Your reply should be the entries, output word for word, with each picture omitted.
>>>
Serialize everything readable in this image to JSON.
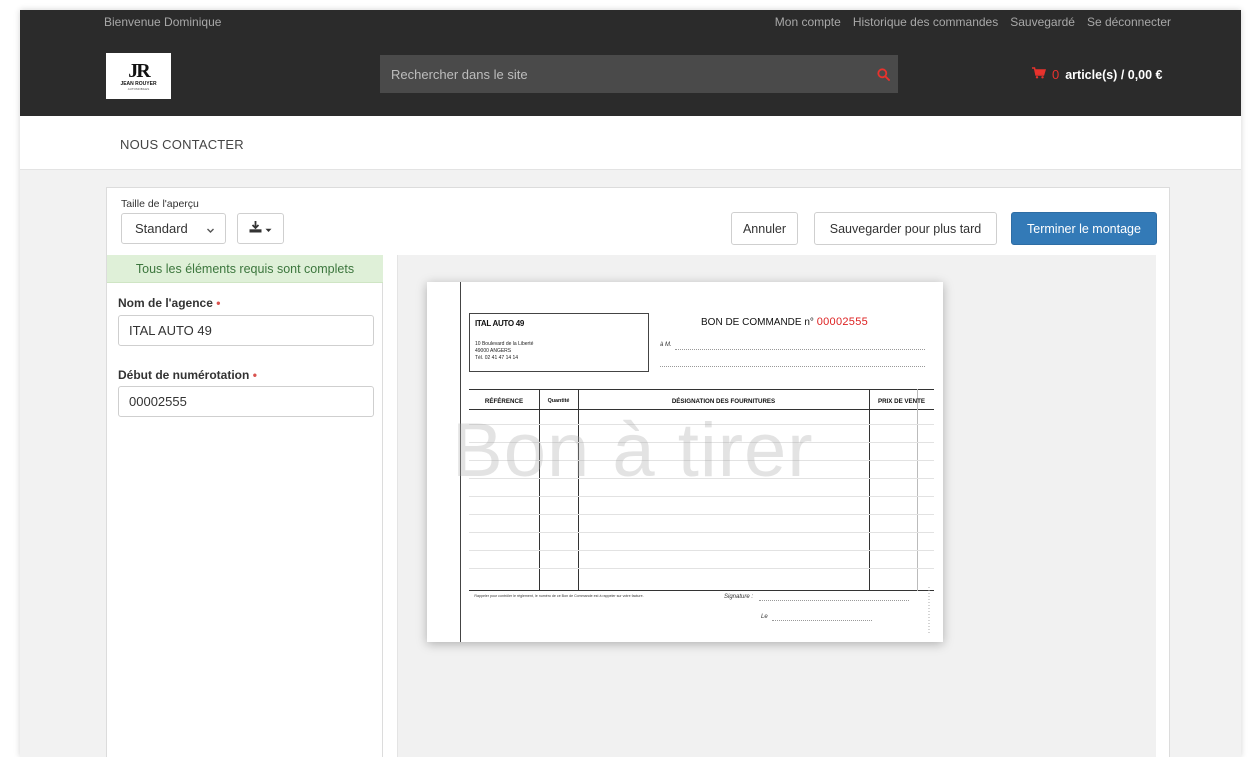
{
  "header": {
    "welcome": "Bienvenue Dominique",
    "links": [
      "Mon compte",
      "Historique des commandes",
      "Sauvegardé",
      "Se déconnecter"
    ],
    "search_placeholder": "Rechercher dans le site",
    "cart": {
      "count": "0",
      "text": "article(s) / 0,00 €"
    },
    "logo": {
      "monogram": "JR",
      "brand": "JEAN ROUYER",
      "sub": "AUTOMOBILES"
    }
  },
  "nav": {
    "contact": "NOUS CONTACTER"
  },
  "toolbar": {
    "preview_size_label": "Taille de l'aperçu",
    "preview_size_value": "Standard",
    "cancel": "Annuler",
    "save_later": "Sauvegarder pour plus tard",
    "finish": "Terminer le montage"
  },
  "form": {
    "status": "Tous les éléments requis sont complets",
    "agency_label": "Nom de l'agence",
    "agency_value": "ITAL AUTO 49",
    "numbering_label": "Début de numérotation",
    "numbering_value": "00002555",
    "required_marker": "•"
  },
  "document": {
    "issuer_name": "ITAL AUTO 49",
    "issuer_address": "10 Boulevard de la Liberté",
    "issuer_city": "49000 ANGERS",
    "issuer_phone": "Tél. 02 41 47 14 14",
    "title": "BON DE COMMANDE n°",
    "number": "00002555",
    "recipient": "à M.",
    "columns": [
      "RÉFÉRENCE",
      "Quantité",
      "DÉSIGNATION DES FOURNITURES",
      "PRIX DE VENTE"
    ],
    "watermark": "Bon à tirer",
    "footer_note": "Rappeler pour contrôler le règlement, le numéro de ce Bon de Commande est à rappeler sur votre facture.",
    "signature": "Signature :",
    "date": "Le"
  },
  "colors": {
    "topbar": "#2b2b2b",
    "accent_red": "#e8322d",
    "primary_button": "#337ab7",
    "success_bg": "#dff0d8",
    "success_text": "#3c763d"
  },
  "icons": {
    "search": "search-icon",
    "cart": "cart-icon",
    "download": "download-icon",
    "dropdown": "chevron-down-icon"
  }
}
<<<
RESULT OF THIS EXERCISE:
Serialize everything readable in this image to JSON.
{
  "header": {
    "welcome": "Bienvenue Dominique",
    "links": [
      "Mon compte",
      "Historique des commandes",
      "Sauvegardé",
      "Se déconnecter"
    ],
    "search_placeholder": "Rechercher dans le site",
    "cart": {
      "count": "0",
      "text": "article(s) / 0,00 €"
    },
    "logo": {
      "monogram": "JR",
      "brand": "JEAN ROUYER",
      "sub": "AUTOMOBILES"
    }
  },
  "nav": {
    "contact": "NOUS CONTACTER"
  },
  "toolbar": {
    "preview_size_label": "Taille de l'aperçu",
    "preview_size_value": "Standard",
    "cancel": "Annuler",
    "save_later": "Sauvegarder pour plus tard",
    "finish": "Terminer le montage"
  },
  "form": {
    "status": "Tous les éléments requis sont complets",
    "agency_label": "Nom de l'agence",
    "agency_value": "ITAL AUTO 49",
    "numbering_label": "Début de numérotation",
    "numbering_value": "00002555",
    "required_marker": "•"
  },
  "document": {
    "issuer_name": "ITAL AUTO 49",
    "issuer_address": "10 Boulevard de la Liberté",
    "issuer_city": "49000 ANGERS",
    "issuer_phone": "Tél. 02 41 47 14 14",
    "title": "BON DE COMMANDE n°",
    "number": "00002555",
    "recipient": "à M.",
    "columns": [
      "RÉFÉRENCE",
      "Quantité",
      "DÉSIGNATION DES FOURNITURES",
      "PRIX DE VENTE"
    ],
    "watermark": "Bon à tirer",
    "footer_note": "Rappeler pour contrôler le règlement, le numéro de ce Bon de Commande est à rappeler sur votre facture.",
    "signature": "Signature :",
    "date": "Le"
  },
  "colors": {
    "topbar": "#2b2b2b",
    "accent_red": "#e8322d",
    "primary_button": "#337ab7",
    "success_bg": "#dff0d8",
    "success_text": "#3c763d"
  },
  "icons": {
    "search": "search-icon",
    "cart": "cart-icon",
    "download": "download-icon",
    "dropdown": "chevron-down-icon"
  }
}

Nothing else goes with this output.